DATA EXTRACTS below:

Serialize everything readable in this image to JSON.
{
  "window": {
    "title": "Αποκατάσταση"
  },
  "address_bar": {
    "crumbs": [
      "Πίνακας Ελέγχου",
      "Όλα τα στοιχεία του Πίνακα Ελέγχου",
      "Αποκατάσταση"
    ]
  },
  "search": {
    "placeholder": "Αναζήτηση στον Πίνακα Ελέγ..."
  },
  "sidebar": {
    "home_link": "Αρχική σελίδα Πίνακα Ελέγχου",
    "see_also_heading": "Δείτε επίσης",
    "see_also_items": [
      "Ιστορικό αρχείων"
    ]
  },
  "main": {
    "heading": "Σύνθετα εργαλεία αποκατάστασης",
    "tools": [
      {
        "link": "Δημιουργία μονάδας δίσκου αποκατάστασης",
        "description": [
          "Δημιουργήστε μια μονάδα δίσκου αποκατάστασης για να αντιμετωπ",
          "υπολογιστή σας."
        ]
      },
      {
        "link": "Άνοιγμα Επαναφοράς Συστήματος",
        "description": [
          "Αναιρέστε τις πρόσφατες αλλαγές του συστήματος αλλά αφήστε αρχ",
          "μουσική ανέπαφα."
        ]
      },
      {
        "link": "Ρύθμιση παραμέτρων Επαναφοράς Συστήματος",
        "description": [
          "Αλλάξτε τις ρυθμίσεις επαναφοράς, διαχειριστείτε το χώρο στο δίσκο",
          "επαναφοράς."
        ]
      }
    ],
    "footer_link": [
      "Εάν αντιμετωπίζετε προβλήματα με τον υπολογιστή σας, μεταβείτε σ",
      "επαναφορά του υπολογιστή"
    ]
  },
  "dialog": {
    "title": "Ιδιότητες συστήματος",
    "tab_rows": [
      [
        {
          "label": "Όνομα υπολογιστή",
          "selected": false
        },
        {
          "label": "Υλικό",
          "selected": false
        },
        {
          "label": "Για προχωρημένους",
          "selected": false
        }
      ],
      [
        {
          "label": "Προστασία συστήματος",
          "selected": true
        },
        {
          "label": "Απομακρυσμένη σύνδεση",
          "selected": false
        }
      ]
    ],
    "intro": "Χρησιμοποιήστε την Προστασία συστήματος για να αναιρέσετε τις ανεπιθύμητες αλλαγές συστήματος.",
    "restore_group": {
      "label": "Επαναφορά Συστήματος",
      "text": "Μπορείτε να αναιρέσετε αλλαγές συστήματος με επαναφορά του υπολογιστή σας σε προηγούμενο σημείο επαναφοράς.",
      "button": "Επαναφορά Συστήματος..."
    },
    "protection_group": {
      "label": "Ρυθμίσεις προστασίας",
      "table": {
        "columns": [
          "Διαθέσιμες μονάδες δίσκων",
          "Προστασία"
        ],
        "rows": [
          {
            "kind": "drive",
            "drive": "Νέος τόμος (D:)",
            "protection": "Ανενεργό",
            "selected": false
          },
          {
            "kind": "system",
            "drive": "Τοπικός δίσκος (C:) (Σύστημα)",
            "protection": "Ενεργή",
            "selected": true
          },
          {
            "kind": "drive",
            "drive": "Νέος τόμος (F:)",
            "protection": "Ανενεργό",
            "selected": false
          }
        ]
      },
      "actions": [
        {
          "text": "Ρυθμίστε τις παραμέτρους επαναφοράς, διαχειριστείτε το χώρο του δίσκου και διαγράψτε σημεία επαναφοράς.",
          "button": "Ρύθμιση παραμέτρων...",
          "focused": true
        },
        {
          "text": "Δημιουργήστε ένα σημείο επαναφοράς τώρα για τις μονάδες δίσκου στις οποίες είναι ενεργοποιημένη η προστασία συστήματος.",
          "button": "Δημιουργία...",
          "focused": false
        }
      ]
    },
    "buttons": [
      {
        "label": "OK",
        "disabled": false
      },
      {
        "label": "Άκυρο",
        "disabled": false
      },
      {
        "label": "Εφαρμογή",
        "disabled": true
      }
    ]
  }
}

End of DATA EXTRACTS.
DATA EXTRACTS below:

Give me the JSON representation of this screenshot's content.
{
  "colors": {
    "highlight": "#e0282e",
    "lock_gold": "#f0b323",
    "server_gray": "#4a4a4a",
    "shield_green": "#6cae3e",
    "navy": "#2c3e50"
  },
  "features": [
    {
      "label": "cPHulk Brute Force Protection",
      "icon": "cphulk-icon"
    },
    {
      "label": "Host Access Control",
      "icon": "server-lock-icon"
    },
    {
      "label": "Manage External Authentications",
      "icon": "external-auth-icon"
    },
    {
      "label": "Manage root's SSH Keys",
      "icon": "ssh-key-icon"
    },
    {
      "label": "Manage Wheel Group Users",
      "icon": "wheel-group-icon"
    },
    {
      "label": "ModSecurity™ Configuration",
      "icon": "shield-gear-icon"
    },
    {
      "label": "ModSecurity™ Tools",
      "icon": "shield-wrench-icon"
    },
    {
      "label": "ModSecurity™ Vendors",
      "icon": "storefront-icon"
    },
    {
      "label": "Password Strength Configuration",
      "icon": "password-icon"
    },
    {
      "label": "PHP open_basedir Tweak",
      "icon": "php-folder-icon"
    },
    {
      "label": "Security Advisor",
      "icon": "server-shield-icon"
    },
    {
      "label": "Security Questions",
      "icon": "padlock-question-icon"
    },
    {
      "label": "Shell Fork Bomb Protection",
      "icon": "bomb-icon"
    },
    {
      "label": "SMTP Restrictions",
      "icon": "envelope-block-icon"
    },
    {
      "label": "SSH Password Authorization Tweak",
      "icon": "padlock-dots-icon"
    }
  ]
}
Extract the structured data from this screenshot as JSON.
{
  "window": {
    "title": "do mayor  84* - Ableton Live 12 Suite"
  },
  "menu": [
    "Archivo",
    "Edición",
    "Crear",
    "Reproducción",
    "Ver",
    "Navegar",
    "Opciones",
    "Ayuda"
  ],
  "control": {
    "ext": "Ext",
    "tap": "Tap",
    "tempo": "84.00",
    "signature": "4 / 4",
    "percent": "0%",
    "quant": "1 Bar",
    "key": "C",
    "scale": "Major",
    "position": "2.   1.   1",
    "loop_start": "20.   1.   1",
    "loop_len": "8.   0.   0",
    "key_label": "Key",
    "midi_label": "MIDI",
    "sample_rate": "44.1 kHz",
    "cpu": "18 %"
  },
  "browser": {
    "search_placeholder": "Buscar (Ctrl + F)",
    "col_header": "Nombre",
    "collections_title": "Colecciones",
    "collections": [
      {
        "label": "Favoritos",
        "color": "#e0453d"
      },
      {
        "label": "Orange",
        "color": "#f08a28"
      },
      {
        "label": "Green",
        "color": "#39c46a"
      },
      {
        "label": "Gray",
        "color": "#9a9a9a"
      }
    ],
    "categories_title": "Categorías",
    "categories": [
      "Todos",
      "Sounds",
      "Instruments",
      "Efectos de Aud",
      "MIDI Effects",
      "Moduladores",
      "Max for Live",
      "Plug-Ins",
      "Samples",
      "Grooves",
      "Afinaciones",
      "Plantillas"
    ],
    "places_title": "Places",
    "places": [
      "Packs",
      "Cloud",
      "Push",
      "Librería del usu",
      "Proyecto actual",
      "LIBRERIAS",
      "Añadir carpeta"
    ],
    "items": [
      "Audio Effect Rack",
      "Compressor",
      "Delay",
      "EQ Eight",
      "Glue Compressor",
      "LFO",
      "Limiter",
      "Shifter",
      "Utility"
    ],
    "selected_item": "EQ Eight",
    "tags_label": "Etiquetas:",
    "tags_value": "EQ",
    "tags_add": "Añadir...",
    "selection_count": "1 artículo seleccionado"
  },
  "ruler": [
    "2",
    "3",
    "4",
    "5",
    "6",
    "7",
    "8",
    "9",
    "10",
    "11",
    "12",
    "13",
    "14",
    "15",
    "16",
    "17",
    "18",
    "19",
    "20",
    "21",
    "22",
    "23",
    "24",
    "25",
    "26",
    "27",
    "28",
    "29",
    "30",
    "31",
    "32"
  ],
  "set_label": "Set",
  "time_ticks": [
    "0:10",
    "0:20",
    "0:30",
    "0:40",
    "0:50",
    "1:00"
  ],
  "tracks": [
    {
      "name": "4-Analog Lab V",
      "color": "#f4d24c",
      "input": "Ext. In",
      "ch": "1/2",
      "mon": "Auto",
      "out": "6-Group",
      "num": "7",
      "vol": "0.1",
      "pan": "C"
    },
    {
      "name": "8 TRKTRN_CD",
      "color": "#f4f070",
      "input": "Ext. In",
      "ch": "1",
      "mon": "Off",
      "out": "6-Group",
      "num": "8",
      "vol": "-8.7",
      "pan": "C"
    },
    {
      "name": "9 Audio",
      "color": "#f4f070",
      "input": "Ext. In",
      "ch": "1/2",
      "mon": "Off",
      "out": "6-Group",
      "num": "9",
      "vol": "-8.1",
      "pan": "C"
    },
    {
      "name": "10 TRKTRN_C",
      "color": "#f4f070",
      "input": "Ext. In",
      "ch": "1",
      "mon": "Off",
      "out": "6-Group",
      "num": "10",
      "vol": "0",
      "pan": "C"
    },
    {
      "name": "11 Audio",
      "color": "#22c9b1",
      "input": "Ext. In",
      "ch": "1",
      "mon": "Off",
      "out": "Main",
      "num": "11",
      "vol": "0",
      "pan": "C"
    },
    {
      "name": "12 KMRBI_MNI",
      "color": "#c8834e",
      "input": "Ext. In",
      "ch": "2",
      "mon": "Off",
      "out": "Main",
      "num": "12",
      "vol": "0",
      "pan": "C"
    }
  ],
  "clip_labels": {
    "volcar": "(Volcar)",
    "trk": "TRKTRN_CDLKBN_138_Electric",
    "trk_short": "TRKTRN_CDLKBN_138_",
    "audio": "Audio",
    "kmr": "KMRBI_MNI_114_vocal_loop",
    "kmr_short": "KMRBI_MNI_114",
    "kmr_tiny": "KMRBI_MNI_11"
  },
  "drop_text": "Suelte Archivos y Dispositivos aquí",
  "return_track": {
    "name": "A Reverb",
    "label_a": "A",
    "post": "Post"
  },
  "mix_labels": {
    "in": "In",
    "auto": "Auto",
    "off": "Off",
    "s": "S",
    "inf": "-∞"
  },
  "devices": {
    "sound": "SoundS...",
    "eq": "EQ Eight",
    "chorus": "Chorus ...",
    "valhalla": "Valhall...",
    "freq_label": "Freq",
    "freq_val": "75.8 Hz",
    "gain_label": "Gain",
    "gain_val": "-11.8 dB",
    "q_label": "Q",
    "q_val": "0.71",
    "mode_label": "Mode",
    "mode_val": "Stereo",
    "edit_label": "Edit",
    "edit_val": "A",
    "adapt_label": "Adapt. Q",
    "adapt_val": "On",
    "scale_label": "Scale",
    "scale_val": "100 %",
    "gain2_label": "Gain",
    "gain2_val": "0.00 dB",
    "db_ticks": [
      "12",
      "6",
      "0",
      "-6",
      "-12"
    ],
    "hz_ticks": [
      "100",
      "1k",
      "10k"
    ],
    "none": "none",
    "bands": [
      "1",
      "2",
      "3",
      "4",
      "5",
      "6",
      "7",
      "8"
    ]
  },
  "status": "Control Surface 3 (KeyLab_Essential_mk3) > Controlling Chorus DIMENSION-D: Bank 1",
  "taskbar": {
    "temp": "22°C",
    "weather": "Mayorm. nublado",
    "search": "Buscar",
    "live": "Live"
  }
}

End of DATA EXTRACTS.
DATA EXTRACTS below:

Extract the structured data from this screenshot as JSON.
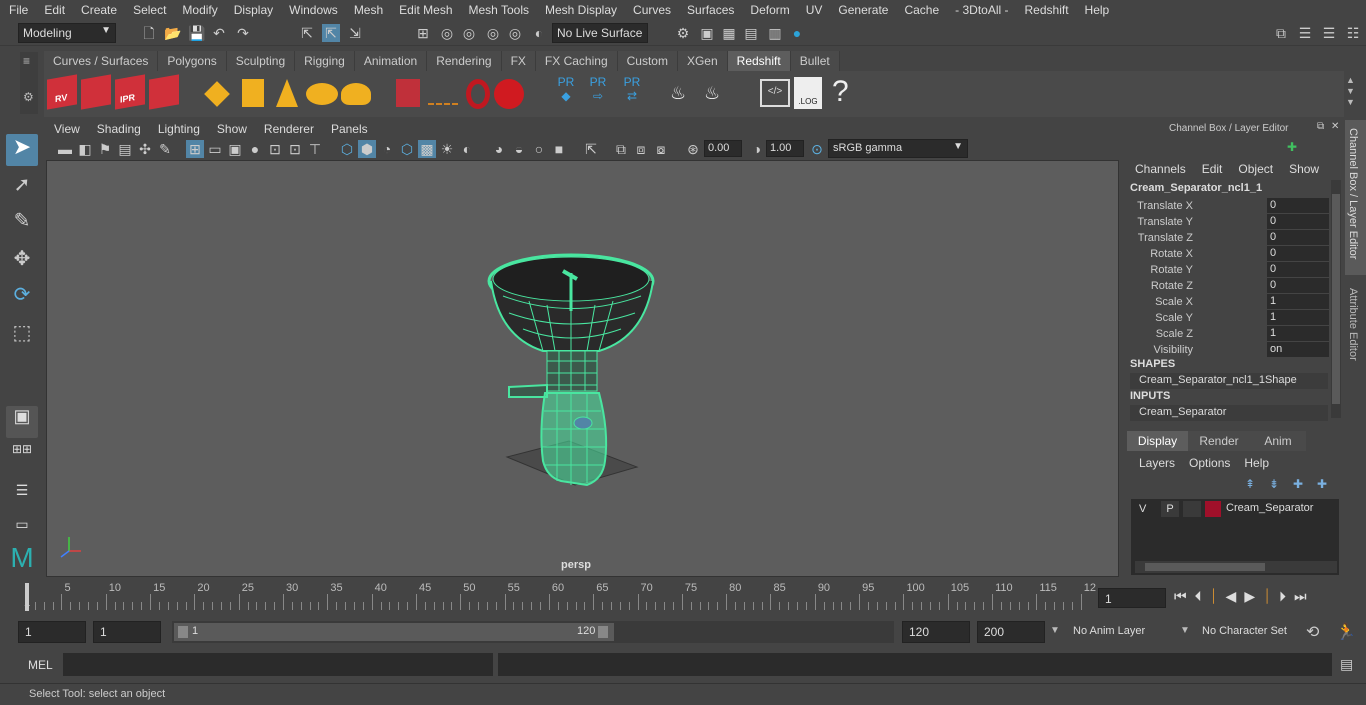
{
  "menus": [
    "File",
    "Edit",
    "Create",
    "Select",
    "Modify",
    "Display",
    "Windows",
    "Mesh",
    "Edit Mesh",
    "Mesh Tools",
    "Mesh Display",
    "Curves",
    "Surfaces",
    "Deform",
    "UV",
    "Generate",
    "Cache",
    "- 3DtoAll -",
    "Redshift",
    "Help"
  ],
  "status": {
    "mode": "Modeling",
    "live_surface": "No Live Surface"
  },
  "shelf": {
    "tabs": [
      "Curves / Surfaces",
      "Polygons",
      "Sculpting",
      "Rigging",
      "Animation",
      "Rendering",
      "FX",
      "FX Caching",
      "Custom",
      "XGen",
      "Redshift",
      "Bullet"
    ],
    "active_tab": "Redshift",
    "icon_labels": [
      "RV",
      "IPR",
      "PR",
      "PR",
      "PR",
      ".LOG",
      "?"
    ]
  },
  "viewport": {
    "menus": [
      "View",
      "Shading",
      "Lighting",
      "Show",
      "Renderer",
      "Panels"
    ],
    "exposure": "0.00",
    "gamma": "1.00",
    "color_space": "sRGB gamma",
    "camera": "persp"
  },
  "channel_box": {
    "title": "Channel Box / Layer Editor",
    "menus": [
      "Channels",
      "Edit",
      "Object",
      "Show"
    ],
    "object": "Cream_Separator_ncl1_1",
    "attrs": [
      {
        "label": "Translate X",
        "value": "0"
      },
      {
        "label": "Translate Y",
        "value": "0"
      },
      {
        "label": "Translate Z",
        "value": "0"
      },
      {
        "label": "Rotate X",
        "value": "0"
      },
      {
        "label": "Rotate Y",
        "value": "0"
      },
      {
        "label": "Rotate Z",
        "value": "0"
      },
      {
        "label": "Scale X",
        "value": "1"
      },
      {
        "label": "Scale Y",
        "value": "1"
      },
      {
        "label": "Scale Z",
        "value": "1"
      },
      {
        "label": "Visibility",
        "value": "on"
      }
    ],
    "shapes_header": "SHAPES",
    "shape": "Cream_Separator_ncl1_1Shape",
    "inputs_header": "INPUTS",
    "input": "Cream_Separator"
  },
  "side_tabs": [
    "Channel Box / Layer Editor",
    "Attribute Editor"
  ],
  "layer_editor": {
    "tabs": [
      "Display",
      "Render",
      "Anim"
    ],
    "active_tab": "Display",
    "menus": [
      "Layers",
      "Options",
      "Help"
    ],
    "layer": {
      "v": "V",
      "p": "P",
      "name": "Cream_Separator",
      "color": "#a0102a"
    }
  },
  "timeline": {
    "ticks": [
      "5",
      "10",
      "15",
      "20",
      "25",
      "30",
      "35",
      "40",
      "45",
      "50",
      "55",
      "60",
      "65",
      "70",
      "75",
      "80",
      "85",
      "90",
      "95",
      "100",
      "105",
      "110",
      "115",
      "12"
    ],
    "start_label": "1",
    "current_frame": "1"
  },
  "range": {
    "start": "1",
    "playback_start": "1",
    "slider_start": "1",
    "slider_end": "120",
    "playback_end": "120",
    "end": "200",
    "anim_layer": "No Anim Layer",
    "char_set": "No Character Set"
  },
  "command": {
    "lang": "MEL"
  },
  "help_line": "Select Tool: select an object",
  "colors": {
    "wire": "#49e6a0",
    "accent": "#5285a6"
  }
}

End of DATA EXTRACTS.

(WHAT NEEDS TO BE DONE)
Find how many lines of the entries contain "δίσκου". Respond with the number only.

(EXPECTED OUTPUT)
4